=== Material for this exercise ===

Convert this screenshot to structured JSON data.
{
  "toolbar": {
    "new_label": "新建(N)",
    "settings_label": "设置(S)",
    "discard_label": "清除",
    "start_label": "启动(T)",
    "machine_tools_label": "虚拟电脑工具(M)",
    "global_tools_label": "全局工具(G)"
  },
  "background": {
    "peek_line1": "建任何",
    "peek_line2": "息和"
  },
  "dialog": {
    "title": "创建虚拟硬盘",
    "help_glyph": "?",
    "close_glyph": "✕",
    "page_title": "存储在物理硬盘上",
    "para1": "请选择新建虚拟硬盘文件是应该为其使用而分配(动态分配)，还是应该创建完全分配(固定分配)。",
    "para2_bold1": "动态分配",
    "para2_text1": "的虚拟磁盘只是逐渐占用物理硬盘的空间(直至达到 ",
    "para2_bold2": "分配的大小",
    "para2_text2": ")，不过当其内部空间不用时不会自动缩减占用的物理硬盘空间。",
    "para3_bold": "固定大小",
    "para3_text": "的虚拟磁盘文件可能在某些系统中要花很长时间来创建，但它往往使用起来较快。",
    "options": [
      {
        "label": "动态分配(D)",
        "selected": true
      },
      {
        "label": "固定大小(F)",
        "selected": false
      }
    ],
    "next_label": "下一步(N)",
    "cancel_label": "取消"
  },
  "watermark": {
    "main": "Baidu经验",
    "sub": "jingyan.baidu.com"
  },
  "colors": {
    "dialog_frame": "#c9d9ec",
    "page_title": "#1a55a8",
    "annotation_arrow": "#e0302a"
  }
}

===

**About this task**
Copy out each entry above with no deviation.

**Output for this exercise**
Convert this screenshot to structured JSON data.
{
  "toolbar": {
    "new_label": "新建(N)",
    "settings_label": "设置(S)",
    "discard_label": "清除",
    "start_label": "启动(T)",
    "machine_tools_label": "虚拟电脑工具(M)",
    "global_tools_label": "全局工具(G)"
  },
  "background": {
    "peek_line1": "建任何",
    "peek_line2": "息和"
  },
  "dialog": {
    "title": "创建虚拟硬盘",
    "help_glyph": "?",
    "close_glyph": "✕",
    "page_title": "存储在物理硬盘上",
    "para1": "请选择新建虚拟硬盘文件是应该为其使用而分配(动态分配)，还是应该创建完全分配(固定分配)。",
    "para2_bold1": "动态分配",
    "para2_text1": "的虚拟磁盘只是逐渐占用物理硬盘的空间(直至达到 ",
    "para2_bold2": "分配的大小",
    "para2_text2": ")，不过当其内部空间不用时不会自动缩减占用的物理硬盘空间。",
    "para3_bold": "固定大小",
    "para3_text": "的虚拟磁盘文件可能在某些系统中要花很长时间来创建，但它往往使用起来较快。",
    "options": [
      {
        "label": "动态分配(D)",
        "selected": true
      },
      {
        "label": "固定大小(F)",
        "selected": false
      }
    ],
    "next_label": "下一步(N)",
    "cancel_label": "取消"
  },
  "watermark": {
    "main": "Baidu经验",
    "sub": "jingyan.baidu.com"
  },
  "colors": {
    "dialog_frame": "#c9d9ec",
    "page_title": "#1a55a8",
    "annotation_arrow": "#e0302a"
  }
}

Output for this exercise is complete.